Spain passes law allowing people to freely change gender from age 16

After months of sometimes heated debate within the ruling left-wing, Spanish MPs on Thursday gave final approval to a law allowing people to freely change their gender from the age of 16, at a time when other European countries are holding back on this controversial subject.

The so-called 'transgender law', which is the battle horse of the radical left-wing party Podemos, an ally of the Socialists in Pedro Sánchez's government, allows people to change their gender on their identity papers by means of a simple administrative declaration from the age of 16.

Up to now, transgender people needed a medical diagnosis by several doctors of gender dysphoria, which is the psychological condition of feeling mismatched with one’s biological sex and gender identity.

They also had to prove that they had undergone hormone treatment for at least two years.

The bill - adopted by 191 votes to 60 with 91 abstentions - also extends this right to 14-16-year-olds, provided they are accompanied in the procedure by their legal guardians, and to 12-14-year-olds, if they get the green light from the court.

Spain thus joins the few countries in the world that allow gender self-determination via a simple declaration, following the example of Denmark, the first country to grant this right in Europe to transgender people in 2014.

"Today we have taken a giant step forward" by recognising the "free determination of gender identity", said Podemos Equality Minister Irene Montero.

Carla Antonelli, the first trans woman to serve as a Spanish lawmaker, called the vote "a historic day".

"We have always been on the right side of history and today justice has been done," she tweeted.

The bill also sparked deep political divisions within the country’s left-wing coalition government, driving a wedge between activists in its powerful feminist lobby and LGBTQ+ rights campaigners.

Maria Jesus Moro, a member of the opposition Popular Party, made a last-minute appeal to lawmakers to vote against the law.

"We've all heard about countries backtracking because they now realise they were too hasty and it has caused a lot of suffering.
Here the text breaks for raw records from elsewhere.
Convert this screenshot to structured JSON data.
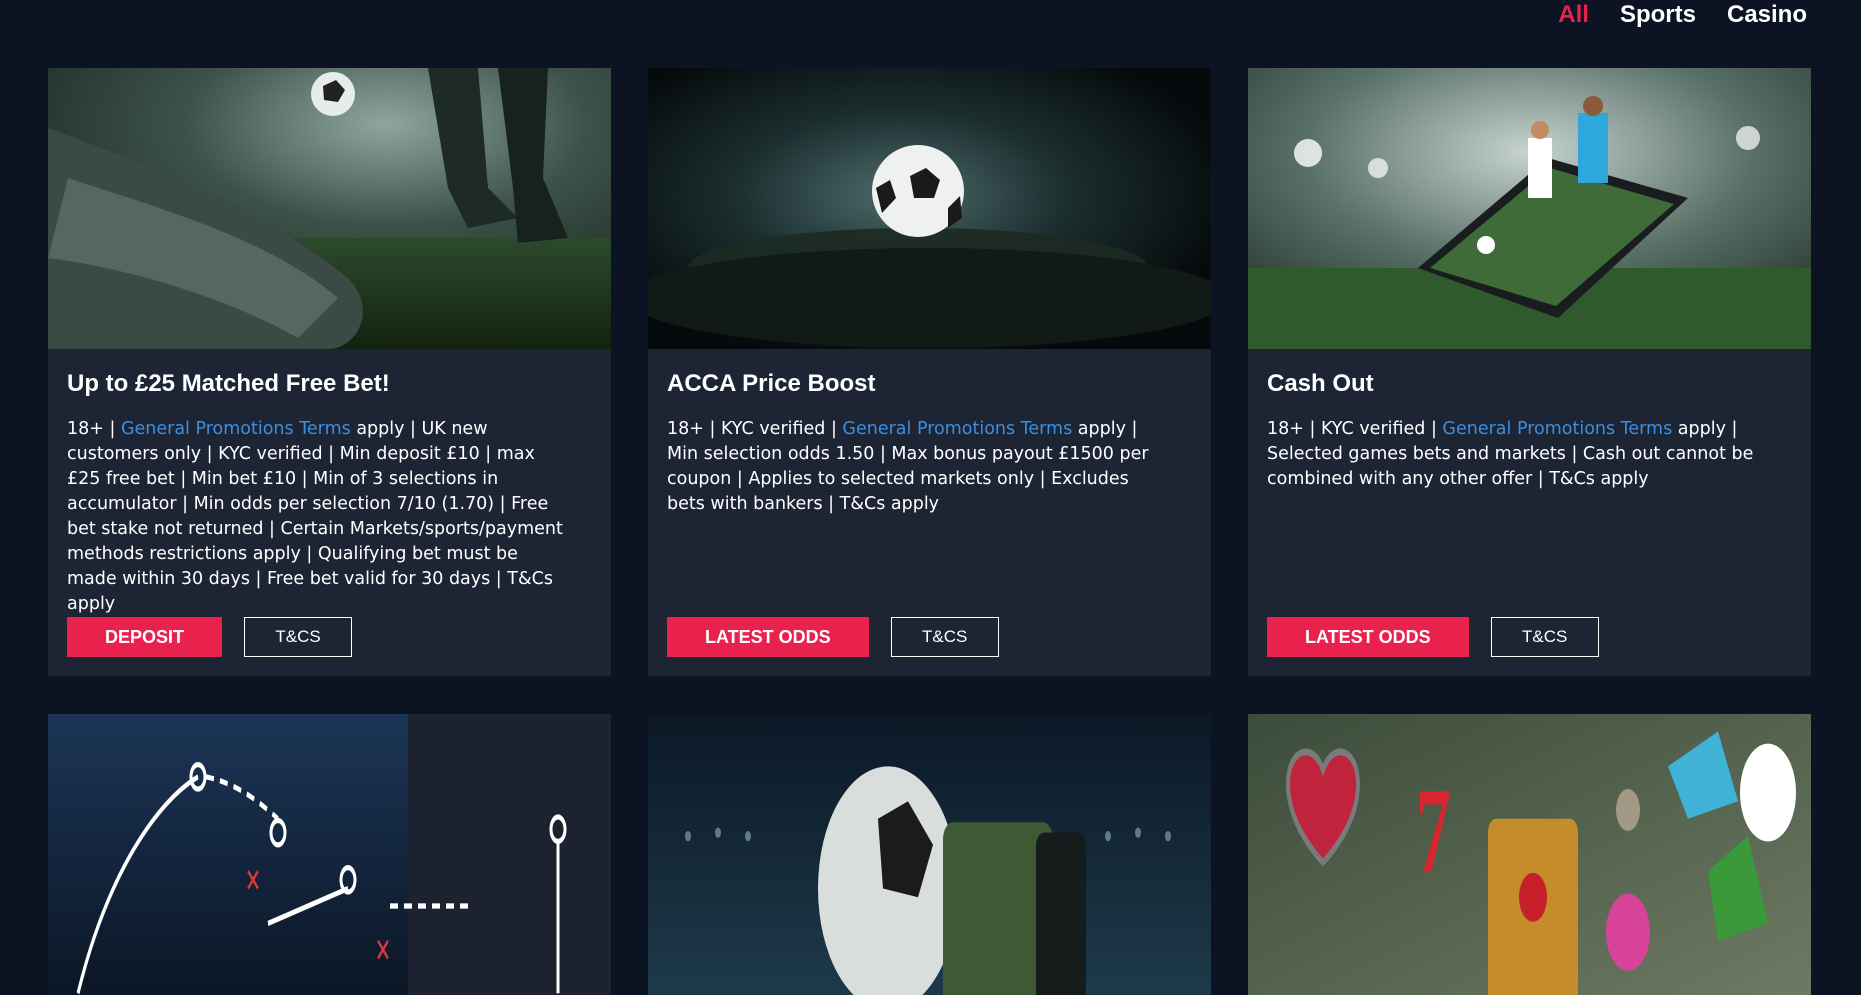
{
  "filters": [
    {
      "label": "All",
      "active": true
    },
    {
      "label": "Sports",
      "active": false
    },
    {
      "label": "Casino",
      "active": false
    }
  ],
  "cards": [
    {
      "title": "Up to £25 Matched Free Bet!",
      "text_before": "18+ | ",
      "link": "General Promotions Terms",
      "text_after": " apply | UK new customers only | KYC verified | Min deposit £10 | max £25 free bet | Min bet £10 | Min of 3 selections in accumulator | Min odds per selection 7/10 (1.70) | Free bet stake not returned | Certain Markets/sports/payment methods restrictions apply | Qualifying bet must be made within 30 days | Free bet valid for 30 days | T&Cs apply",
      "primary": "DEPOSIT",
      "secondary": "T&CS"
    },
    {
      "title": "ACCA Price Boost",
      "text_before": "18+ | KYC verified | ",
      "link": "General Promotions Terms",
      "text_after": " apply | Min selection odds 1.50 | Max bonus payout £1500 per coupon | Applies to selected markets only | Excludes bets with bankers | T&Cs apply",
      "primary": "LATEST ODDS",
      "secondary": "T&CS"
    },
    {
      "title": "Cash Out",
      "text_before": "18+ | KYC verified | ",
      "link": "General Promotions Terms",
      "text_after": " apply | Selected games bets and markets | Cash out cannot be combined with any other offer | T&Cs apply",
      "primary": "LATEST ODDS",
      "secondary": "T&CS"
    }
  ],
  "colors": {
    "background": "#0c1424",
    "card": "#1d2535",
    "accent": "#e8224d",
    "link": "#3a8fe0"
  }
}
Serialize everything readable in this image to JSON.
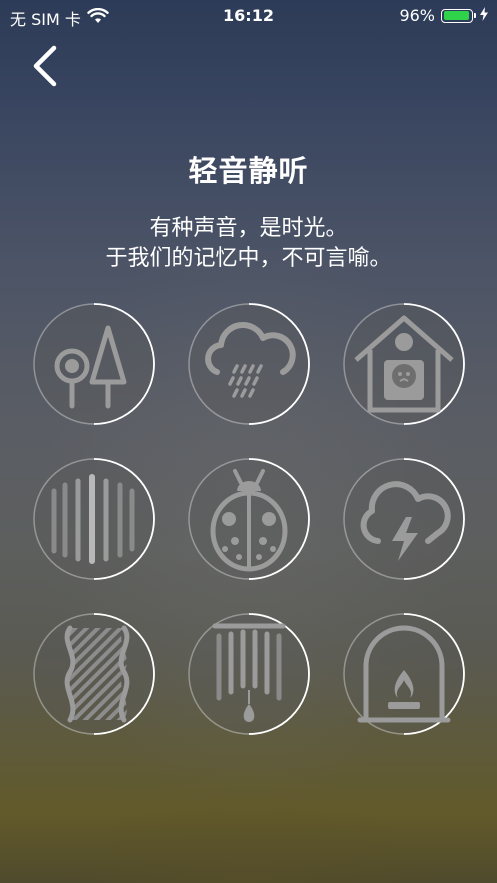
{
  "status_bar": {
    "carrier": "无 SIM 卡",
    "time": "16:12",
    "battery_percent": "96%",
    "battery_level": 0.96,
    "battery_color": "#2fd34a"
  },
  "nav": {
    "back_icon": "chevron-left-icon"
  },
  "page": {
    "title": "轻音静听",
    "subtitle_line1": "有种声音，是时光。",
    "subtitle_line2": "于我们的记忆中，不可言喻。"
  },
  "sounds": [
    {
      "icon": "forest-icon"
    },
    {
      "icon": "rain-cloud-icon"
    },
    {
      "icon": "birdhouse-icon"
    },
    {
      "icon": "waterfall-icon"
    },
    {
      "icon": "ladybug-icon"
    },
    {
      "icon": "thunderstorm-icon"
    },
    {
      "icon": "ocean-waves-icon"
    },
    {
      "icon": "wind-chime-icon"
    },
    {
      "icon": "fireplace-icon"
    }
  ]
}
Let's not go through the same thing," she said.

The legislation comes as other countries in Europe have started to backtrack when it comes to transgender rights and access to medical care.

Last year in Sweden, authorities limited access to hormonal therapy for minors except in very rare circumstances.

In France, the country’s Academy of Medicine called for “great medical caution” when it came to giving young patients hormonal treatment.

And the UK last month blocked Scotland’s gender recognition bill that would have allowed adults to change their gender markers through self-declaration if it was invoked.